> Task to carry out:
Nothing but an exact copy is wanted: the line with "Enumerate this screenshot's" and each line after it in the data below, last line included.

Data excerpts
· · ·

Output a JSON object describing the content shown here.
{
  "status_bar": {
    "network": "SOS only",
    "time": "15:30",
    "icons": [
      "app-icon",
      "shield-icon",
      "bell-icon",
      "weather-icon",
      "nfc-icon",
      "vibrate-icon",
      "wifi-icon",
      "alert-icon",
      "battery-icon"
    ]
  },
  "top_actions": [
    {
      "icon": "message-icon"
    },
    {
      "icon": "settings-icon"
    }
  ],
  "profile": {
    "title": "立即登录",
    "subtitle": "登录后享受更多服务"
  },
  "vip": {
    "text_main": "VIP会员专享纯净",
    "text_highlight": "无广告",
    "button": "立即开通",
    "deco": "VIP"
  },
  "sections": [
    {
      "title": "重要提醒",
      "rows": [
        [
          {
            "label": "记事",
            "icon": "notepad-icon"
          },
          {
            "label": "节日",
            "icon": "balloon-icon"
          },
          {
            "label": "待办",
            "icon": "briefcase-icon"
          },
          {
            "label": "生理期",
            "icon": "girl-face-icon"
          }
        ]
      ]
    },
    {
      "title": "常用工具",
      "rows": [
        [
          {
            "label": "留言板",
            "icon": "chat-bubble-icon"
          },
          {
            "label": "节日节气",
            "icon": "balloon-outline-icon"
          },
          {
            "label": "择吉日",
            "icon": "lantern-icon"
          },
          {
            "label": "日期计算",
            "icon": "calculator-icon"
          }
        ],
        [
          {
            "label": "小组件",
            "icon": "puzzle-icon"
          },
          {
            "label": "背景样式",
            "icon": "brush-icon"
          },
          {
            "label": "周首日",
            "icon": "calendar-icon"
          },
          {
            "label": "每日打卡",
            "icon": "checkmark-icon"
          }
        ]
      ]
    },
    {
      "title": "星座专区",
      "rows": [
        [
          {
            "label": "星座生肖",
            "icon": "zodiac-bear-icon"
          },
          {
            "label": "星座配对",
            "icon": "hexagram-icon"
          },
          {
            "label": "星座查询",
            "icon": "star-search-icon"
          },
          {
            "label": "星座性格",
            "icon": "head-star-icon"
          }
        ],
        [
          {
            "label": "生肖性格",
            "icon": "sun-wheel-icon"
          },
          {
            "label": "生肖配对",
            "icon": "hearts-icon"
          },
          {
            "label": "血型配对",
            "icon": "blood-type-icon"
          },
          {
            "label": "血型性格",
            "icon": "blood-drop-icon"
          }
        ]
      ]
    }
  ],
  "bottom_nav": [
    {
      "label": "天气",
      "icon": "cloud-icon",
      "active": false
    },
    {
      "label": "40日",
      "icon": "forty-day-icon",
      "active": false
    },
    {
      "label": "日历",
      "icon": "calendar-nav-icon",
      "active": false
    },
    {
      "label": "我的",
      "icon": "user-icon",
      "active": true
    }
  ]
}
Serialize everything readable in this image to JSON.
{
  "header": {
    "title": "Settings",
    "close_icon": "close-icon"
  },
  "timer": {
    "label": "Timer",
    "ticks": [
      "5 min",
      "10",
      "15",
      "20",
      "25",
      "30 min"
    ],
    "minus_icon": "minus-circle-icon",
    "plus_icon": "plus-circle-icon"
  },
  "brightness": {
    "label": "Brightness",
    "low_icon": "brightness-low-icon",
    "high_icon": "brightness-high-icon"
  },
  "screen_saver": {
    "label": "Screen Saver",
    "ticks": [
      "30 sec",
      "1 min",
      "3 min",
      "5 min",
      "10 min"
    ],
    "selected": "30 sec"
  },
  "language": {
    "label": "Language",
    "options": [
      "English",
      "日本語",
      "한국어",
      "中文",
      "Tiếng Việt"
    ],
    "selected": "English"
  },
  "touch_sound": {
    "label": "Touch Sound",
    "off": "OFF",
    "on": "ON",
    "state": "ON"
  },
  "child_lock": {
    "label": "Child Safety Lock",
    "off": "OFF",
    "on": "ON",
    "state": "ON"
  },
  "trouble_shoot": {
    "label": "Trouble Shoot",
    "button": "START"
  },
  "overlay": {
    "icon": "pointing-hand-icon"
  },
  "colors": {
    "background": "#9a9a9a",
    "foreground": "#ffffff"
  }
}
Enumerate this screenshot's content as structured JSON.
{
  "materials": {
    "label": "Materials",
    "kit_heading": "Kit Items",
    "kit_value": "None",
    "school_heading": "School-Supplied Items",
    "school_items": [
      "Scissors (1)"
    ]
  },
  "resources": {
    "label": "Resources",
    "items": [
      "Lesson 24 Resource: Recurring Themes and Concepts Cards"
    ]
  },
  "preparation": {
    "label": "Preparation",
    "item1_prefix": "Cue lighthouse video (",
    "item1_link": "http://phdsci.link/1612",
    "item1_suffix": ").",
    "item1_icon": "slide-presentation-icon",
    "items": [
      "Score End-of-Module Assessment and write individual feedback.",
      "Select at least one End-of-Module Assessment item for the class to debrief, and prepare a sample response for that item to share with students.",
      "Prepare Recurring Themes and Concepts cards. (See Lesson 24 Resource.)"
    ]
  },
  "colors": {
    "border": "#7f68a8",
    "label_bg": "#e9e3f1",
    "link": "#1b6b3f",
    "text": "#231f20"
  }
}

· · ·

> Your response:
Enumerate this screenshot's content as structured JSON.
{
  "materials": {
    "label": "Materials",
    "kit_heading": "Kit Items",
    "kit_value": "None",
    "school_heading": "School-Supplied Items",
    "school_items": [
      "Scissors (1)"
    ]
  },
  "resources": {
    "label": "Resources",
    "items": [
      "Lesson 24 Resource: Recurring Themes and Concepts Cards"
    ]
  },
  "preparation": {
    "label": "Preparation",
    "item1_prefix": "Cue lighthouse video (",
    "item1_link": "http://phdsci.link/1612",
    "item1_suffix": ").",
    "item1_icon": "slide-presentation-icon",
    "items": [
      "Score End-of-Module Assessment and write individual feedback.",
      "Select at least one End-of-Module Assessment item for the class to debrief, and prepare a sample response for that item to share with students.",
      "Prepare Recurring Themes and Concepts cards. (See Lesson 24 Resource.)"
    ]
  },
  "colors": {
    "border": "#7f68a8",
    "label_bg": "#e9e3f1",
    "link": "#1b6b3f",
    "text": "#231f20"
  }
}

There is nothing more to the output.